She was speaking at the recent 20th Women in Management, Business and Public Service (WIMBIZ) Conference in Lagos under the theme “Respect Heritage.”
Five decades ago, Niara pointed out that it was as strong as the US dollar and equal to the pound sterling. She said the country’s currency has started to decline due to the intervention of international organizations.
According to her, “Unfortunately, Nara is now around N600. We must not allow Niara to sink into the N1000 per dollar and then it will go down empty. This is a tragedy for the country.
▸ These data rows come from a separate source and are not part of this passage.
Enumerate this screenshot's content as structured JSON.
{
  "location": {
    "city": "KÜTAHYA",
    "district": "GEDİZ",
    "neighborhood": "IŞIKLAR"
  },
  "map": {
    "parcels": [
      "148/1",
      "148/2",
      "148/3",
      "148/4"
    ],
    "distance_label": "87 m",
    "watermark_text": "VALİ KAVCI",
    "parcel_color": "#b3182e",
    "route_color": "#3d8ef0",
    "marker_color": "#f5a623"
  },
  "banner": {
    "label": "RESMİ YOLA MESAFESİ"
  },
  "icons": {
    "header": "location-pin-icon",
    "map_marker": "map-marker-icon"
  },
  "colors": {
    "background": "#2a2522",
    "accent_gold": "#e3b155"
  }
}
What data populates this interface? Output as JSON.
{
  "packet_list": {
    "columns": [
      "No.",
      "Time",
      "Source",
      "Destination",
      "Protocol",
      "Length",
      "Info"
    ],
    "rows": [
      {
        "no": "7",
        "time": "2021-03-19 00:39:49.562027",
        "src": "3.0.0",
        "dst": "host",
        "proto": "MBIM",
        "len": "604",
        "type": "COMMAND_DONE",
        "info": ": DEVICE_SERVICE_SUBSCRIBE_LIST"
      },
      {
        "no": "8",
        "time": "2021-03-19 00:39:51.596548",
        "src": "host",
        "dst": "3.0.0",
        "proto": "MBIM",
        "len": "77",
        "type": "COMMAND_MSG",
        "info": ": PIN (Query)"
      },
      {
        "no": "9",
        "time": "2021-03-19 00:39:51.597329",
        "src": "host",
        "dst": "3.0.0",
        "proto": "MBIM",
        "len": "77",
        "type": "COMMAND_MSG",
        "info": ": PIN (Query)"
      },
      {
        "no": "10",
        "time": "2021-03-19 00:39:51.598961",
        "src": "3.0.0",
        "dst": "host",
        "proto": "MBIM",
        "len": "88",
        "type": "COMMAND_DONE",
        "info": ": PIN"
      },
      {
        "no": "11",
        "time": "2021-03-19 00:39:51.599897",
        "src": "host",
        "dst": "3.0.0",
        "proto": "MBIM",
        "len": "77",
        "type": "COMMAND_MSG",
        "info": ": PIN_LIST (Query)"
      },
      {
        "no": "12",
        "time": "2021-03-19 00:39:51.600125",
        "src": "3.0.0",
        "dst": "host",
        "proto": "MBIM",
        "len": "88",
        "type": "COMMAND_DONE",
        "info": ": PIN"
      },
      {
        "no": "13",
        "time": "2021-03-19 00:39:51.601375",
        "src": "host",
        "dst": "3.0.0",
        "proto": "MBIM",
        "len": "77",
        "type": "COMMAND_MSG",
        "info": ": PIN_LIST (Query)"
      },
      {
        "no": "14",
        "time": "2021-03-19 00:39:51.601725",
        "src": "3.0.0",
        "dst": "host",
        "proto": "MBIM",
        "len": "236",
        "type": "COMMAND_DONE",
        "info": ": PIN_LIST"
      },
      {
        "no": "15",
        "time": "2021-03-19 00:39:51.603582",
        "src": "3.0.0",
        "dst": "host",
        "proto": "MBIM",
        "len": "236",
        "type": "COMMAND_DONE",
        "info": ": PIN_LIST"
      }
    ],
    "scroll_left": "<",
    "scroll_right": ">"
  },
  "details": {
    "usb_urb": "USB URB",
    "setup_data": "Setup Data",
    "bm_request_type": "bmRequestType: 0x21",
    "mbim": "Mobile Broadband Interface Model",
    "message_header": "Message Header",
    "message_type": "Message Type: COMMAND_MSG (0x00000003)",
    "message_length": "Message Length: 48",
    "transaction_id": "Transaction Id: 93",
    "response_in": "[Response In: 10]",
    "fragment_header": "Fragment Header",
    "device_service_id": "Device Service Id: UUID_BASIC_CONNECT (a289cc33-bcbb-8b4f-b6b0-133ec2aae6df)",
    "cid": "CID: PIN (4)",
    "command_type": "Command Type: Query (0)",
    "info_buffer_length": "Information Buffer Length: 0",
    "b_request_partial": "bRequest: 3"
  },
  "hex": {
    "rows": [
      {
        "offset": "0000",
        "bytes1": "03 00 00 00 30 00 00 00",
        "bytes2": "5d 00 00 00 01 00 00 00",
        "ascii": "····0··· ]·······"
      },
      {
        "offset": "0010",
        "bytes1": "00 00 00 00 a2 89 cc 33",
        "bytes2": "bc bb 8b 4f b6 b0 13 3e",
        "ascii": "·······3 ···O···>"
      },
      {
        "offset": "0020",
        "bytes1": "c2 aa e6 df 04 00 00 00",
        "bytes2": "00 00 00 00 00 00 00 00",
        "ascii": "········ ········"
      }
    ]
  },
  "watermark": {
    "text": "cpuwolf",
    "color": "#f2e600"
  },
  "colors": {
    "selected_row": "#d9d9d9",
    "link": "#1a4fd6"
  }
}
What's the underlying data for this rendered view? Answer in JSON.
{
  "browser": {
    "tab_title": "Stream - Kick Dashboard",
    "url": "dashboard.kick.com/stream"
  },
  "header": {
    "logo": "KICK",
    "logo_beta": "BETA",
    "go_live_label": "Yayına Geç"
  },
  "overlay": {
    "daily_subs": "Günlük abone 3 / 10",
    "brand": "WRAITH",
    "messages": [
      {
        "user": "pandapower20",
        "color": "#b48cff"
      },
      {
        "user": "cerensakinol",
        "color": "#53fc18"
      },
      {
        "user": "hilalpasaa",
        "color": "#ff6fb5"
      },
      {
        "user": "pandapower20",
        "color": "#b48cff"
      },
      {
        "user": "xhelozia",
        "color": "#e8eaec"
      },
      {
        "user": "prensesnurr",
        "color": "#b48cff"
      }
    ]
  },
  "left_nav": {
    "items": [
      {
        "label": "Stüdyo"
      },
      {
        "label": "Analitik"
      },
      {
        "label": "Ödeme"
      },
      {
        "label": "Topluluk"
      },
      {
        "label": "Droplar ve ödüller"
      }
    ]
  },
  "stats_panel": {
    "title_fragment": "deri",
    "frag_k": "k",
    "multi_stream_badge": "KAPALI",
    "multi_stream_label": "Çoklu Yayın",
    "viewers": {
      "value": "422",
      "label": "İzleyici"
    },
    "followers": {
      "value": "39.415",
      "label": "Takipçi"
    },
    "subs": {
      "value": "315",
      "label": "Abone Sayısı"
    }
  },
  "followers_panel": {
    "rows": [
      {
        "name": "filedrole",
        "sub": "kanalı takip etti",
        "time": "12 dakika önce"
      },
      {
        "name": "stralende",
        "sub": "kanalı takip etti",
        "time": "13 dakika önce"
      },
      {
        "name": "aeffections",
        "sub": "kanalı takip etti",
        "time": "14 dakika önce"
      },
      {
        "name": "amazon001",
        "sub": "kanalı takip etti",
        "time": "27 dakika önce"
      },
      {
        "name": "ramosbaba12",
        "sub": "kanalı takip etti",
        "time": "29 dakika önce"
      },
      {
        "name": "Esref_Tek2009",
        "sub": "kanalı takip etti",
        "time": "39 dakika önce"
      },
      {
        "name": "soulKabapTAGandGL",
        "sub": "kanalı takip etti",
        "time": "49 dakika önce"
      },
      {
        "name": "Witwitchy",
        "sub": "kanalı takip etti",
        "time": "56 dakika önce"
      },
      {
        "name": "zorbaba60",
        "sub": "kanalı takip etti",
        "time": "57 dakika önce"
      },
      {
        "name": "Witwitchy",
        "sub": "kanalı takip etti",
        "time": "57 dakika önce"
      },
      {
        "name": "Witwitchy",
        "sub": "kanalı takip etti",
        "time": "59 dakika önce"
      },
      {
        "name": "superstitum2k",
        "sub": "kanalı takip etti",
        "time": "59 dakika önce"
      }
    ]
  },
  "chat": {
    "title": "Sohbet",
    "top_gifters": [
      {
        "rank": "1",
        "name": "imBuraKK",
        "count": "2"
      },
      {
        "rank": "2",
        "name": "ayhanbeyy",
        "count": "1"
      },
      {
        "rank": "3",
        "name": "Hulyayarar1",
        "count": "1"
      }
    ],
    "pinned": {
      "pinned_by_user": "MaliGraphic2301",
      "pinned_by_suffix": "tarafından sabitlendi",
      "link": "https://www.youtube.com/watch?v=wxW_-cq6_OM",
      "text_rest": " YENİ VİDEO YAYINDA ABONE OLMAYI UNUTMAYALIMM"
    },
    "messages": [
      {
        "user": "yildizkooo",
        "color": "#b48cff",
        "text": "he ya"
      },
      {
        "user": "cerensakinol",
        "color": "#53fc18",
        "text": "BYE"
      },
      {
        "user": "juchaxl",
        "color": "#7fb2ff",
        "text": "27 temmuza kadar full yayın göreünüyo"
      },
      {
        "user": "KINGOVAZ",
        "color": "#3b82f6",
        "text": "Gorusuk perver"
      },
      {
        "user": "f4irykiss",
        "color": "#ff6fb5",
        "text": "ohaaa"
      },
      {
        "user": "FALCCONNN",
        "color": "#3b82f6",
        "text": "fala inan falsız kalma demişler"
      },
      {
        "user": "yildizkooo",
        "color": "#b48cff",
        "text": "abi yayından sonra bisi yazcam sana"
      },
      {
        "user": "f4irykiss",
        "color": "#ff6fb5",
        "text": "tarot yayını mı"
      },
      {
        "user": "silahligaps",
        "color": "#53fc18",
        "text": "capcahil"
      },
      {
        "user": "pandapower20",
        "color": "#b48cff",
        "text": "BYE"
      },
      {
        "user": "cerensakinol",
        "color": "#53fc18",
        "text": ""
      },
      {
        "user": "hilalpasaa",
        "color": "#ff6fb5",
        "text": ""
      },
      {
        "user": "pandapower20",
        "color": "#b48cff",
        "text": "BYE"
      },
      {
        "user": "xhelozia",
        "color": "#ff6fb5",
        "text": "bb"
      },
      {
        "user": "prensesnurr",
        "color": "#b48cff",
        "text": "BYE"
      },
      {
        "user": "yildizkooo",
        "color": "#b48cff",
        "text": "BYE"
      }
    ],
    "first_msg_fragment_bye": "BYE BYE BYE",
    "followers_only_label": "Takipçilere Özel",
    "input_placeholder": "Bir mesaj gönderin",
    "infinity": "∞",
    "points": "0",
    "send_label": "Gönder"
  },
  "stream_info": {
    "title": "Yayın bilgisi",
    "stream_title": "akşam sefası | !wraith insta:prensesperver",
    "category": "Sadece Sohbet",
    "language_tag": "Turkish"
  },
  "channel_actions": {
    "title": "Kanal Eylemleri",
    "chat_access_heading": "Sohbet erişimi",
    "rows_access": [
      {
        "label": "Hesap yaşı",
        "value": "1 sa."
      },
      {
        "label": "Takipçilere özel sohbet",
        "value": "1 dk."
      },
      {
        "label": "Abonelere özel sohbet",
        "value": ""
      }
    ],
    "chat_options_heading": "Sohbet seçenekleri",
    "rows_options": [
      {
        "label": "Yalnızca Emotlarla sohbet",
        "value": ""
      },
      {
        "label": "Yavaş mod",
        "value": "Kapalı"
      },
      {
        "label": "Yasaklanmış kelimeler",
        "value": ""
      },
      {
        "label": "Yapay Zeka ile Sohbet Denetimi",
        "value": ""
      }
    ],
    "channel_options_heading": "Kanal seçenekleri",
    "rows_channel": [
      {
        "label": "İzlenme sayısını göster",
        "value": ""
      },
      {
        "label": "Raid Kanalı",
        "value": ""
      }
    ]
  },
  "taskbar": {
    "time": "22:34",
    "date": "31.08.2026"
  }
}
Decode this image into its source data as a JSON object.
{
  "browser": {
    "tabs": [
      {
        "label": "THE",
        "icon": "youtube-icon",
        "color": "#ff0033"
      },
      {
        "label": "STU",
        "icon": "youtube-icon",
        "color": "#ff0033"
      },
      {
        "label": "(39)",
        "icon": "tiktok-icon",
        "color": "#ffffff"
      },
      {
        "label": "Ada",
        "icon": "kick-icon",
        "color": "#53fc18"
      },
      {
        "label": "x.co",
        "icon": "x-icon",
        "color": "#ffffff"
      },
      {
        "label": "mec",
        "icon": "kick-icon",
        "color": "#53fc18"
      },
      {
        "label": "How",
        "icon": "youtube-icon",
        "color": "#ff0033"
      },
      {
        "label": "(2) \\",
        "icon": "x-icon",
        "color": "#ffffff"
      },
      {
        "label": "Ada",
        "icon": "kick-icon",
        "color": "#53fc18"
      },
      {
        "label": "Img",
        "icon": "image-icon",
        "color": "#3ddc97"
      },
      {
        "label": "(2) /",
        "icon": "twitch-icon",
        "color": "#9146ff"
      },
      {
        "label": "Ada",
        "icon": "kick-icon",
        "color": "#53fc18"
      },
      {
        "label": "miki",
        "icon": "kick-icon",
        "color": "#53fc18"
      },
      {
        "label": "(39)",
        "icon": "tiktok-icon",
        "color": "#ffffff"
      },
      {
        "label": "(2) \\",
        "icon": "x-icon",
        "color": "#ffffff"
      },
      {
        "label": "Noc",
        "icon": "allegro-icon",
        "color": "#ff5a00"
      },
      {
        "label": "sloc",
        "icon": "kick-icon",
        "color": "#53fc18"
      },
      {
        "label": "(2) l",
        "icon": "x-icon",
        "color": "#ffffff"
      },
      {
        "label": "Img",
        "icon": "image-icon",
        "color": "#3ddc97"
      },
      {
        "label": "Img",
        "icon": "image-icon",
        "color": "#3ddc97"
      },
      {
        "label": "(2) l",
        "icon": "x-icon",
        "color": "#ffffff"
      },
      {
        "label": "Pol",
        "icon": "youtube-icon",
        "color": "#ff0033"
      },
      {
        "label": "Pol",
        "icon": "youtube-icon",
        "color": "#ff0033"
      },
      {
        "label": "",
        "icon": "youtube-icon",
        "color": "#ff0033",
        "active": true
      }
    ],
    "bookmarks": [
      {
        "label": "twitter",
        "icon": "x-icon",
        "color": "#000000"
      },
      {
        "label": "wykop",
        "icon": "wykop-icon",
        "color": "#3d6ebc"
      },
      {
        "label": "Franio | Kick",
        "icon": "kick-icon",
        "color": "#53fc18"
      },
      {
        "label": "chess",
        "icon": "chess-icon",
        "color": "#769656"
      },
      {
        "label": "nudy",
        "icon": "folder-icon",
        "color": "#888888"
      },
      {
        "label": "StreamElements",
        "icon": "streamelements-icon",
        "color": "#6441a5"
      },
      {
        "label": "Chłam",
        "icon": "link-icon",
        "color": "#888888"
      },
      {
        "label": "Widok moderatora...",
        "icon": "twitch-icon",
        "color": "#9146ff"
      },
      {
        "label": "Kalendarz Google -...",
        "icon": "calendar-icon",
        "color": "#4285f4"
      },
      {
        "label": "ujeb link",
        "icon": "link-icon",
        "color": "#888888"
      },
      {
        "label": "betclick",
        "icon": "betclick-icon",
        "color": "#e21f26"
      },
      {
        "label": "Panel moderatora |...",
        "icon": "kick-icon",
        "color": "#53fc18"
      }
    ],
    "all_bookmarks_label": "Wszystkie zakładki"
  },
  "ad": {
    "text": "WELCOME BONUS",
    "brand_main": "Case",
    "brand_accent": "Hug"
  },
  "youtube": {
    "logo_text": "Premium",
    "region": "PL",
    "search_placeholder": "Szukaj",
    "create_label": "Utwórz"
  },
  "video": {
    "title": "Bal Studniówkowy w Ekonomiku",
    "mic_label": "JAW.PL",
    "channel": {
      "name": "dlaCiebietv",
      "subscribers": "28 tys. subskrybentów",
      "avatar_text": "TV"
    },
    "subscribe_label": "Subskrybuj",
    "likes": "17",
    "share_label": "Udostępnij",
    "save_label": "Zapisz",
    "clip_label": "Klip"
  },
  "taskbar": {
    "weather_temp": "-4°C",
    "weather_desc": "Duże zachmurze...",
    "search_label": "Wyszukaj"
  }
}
The 89-year-old World Bank cousins and the IMF Strategic Adjustment Program (SAP) emphasized the launch of the Naira, saying, “People are now starving because of the astronomical price of food.”
“WIMBIZ needs to develop a strategic plan to raise public awareness of Nara’s inflation and to renew Nara at a reasonable exchange rate,” she said.
Nairobi has accused WIMBIZ of contacting the Central Bank of Nigeria (CBN) to stop further bloodshed.
At E-Naira, the introduction revealed little knowledge of the infrastructure for this e-banking system and advised CBN and WIMBIZ to participate in corporate programs on the new digital product.
For his part, WTO Director-General Dr. Ngozi Okonjo Ewela urged women to be more adventurous in their chosen field.
“For me, men have to learn to give women space in most of these positions and women have to learn to be humble and easy wherever they find themselves,” she said.
In a welcome address, WIMBIZ Chair Nver Ihimbe-Nwanko acknowledged WIMBIZ’s commitment to women’s empowerment, connection and empowerment and its commitment to promoting gender diversity, sustainability and inclusion. Prosperity.
Reflecting on the history and travel of WIMBIZ, she said there is still a lot of work to be done.
“In politics, the World Economic Forum has ranked Nigeria 139th out of 149 countries with the largest gender gap,” he said. In governance, women represent only 17 percent of board seats, which is 6 percent higher than the global average, but still low compared to the 33 percent average.
“In entrepreneurship, women-owned businesses are more likely to stay small. So, on the one hand, we are celebrating growth, and on the other hand, there is a lot left to do as a group and individually,” he said.
He added, “I aspire to be a woman as a ruler, a woman as a vice president and I dare to speak, even as a vice president. So, when I step down, I know I still have a long way to go. So I promise to continue to call it gender equality or gender agenda.
The annual conference is the main event of WIMBIZ, which is held in November each year to discuss current issues with an average of more than 1,500 delegates in November.